When the night ended, we would always leave our bags on the table and head to bed. Mom and my stepfather took care of the candy, making sure to go through each bag and remove anything that was unwrapped or looked suspicious. By morning time, our bags would be waiting for us to store in our rooms before starting our day. She never rationed our candy, or listened to our complaints when we ate too much. We could skip dinner and replace it with candy. Our only rule was that our teeth had to be diligently brushed so that we didn’t get cavities.
My teenage years brought a whole different kind of Halloween around. Toilet papering, shaving creaming, hanging with rowdy friends… it was all a new prospect on the holiday. For years I managed to enjoy a teenage type of Halloween, returning home with no candy whatsoever, and a head full of shaving cream.

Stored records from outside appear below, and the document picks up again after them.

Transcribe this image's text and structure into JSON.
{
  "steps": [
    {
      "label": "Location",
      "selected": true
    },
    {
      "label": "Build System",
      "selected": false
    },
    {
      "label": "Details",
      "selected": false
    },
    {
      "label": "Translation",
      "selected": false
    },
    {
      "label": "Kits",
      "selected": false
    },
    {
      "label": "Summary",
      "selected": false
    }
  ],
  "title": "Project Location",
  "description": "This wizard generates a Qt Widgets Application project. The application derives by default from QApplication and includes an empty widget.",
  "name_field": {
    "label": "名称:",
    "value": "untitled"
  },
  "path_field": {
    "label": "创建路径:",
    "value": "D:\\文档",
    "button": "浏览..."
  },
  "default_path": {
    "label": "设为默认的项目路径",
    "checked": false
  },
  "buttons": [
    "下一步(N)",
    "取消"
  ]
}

It never bothered me that I wasn’t going from home to home anymore. Not then, anyway. Looking back, I would love to go back to the child inside of me, enjoying each treat dropped in my bag and the utter exhaustion of pure bliss that I felt when I dropped into bed at the end of those nights.
I’m grown, mostly physically but a tad mentally/emotionally, and have children of my own. I try to incorporate my own little traditions with them. There’s still the pictures of the children all dressed up, and the hours of trick-or-treating. But now, I go with my older sister and her children. While we walk instead of drive vehicles while the children do their trick-or-treating, we still have peace of mind waiting at the end of every block for our own children. Our mother has never stopped joining in the festivities, and still drives her vehicle every Halloween so the children can empty their bags, or get a ride if they decide that they are done with trick-or-treating.

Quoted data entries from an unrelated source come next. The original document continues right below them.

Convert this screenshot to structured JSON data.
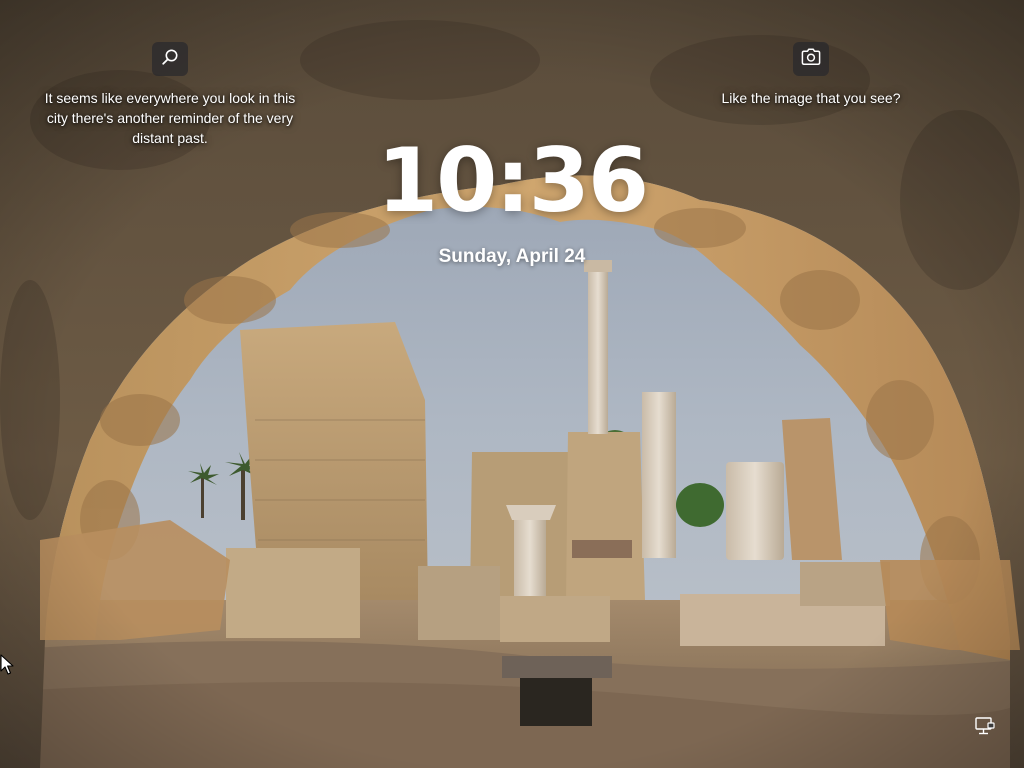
{
  "lock_screen": {
    "time": "10:36",
    "date": "Sunday, April 24"
  },
  "spotlight": {
    "search_icon": "search-icon",
    "fact_text": "It seems like everywhere you look in this city there's another reminder of the very distant past.",
    "camera_icon": "camera-icon",
    "like_prompt": "Like the image that you see?"
  },
  "status": {
    "network_icon": "network-ethernet-icon"
  },
  "colors": {
    "text": "#ffffff",
    "button_bg": "#28282c",
    "sky": "#a7b1bf",
    "stone": "#c49a63"
  }
}
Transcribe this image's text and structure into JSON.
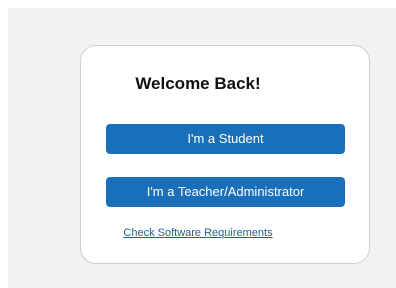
{
  "login": {
    "title": "Welcome Back!",
    "student_button_label": "I'm a Student",
    "teacher_button_label": "I'm a Teacher/Administrator",
    "requirements_link_label": "Check Software Requirements"
  },
  "colors": {
    "button_background": "#1a6fba",
    "link": "#1f5f9c",
    "page_background": "#f2f2f4"
  }
}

We still drop by my maternal grandmother’s home each year so our children can get candy. My stepgrandfather is still living, but our grandmother has passed away. There are no pictures of the grandchildren, no extra special goodie bags with the childrens’ names on them. It’s now just a quick drop by at another house where the children get candy.
I make sure to have a warming dinner with my children, since I remembered how I always woke up ravenous the morning after trick-or-treating. The pizza I had for dinner every Halloween as a child wasn’t enough to keep me sustained over night. Much is still the same as it was when I was a child. They still dress up, they still trick-or-treat, they still fall into bed at the end of the night exhausted while I go through bags upon bags of candy to weed out the undesirables.
My own outlook on the holiday has changed, and I try very hard every year to make sure that my children hold onto every last memory of each event that they can. I instill in them the knowledge that these years of trick-or-treating are very few, and there will come a day when they will no longer want to run from one house to the next. I urge them to cherish the day, to choose their costumes every year with a fresh eye (instead of always repeating the same look), and to enjoy the time they have with each other. I encourage them to visit the newest Halloween attraction in our town, a Haunted House splendidly set up that gives tours for hours on end. It always takes roughly an hour just to get in the place, and I soothe my children through the entire thing just so they can proudly say at the end “Hey, I did that!”
A lot has stayed the same, I try to use what I knew as a child to make the holidays bright for my children. The one thing I was never taught, and that I pray my children will never lose, is that those days are precious, no matter what is going on, or what direction the day has gone in.